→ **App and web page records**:
☆ ☆ ☆ ☆
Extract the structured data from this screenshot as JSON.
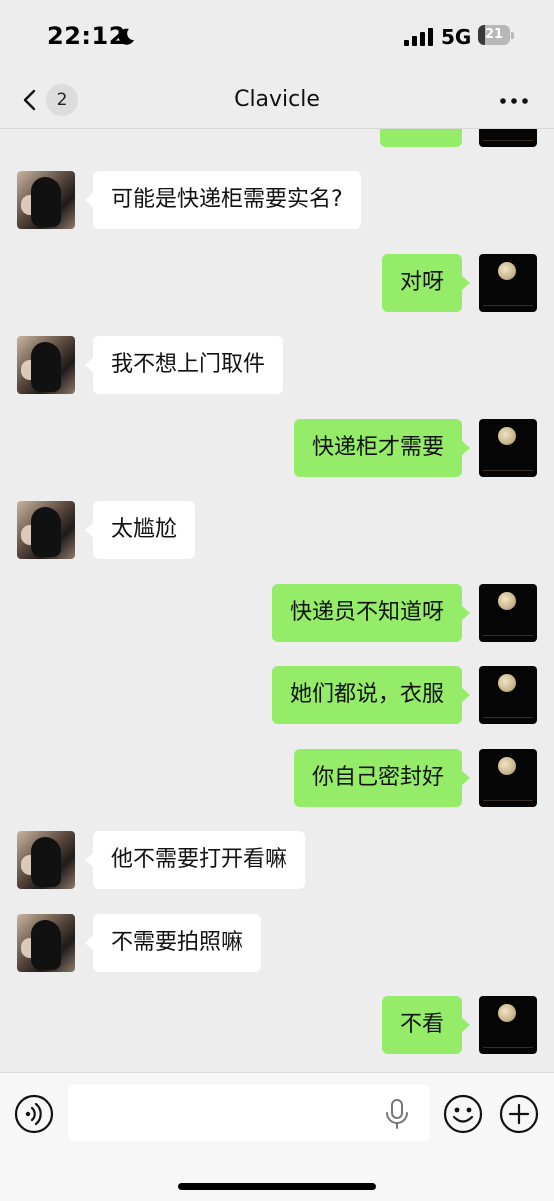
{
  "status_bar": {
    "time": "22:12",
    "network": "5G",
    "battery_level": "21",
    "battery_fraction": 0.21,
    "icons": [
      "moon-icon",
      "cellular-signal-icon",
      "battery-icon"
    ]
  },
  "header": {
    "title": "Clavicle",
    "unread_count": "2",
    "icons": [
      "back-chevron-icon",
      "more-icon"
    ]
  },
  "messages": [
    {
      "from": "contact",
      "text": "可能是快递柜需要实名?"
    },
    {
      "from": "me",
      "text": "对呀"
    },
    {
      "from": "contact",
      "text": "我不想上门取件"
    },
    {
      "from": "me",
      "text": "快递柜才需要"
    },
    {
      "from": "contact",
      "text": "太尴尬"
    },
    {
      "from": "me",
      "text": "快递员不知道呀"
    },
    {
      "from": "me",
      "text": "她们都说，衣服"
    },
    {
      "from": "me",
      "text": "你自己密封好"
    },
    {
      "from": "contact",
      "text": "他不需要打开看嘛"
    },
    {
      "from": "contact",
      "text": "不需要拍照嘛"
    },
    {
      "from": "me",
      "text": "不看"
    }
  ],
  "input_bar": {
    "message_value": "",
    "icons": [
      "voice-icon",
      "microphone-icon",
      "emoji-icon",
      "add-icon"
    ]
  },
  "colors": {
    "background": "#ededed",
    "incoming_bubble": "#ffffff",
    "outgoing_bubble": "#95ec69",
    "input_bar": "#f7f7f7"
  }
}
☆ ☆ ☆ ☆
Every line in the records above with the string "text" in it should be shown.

→ **RESPONSE FOR THIS EXERCISE**:
      "text": "可能是快递柜需要实名?"
      "text": "对呀"
      "text": "我不想上门取件"
      "text": "快递柜才需要"
      "text": "太尴尬"
      "text": "快递员不知道呀"
      "text": "她们都说，衣服"
      "text": "你自己密封好"
      "text": "他不需要打开看嘛"
      "text": "不需要拍照嘛"
      "text": "不看"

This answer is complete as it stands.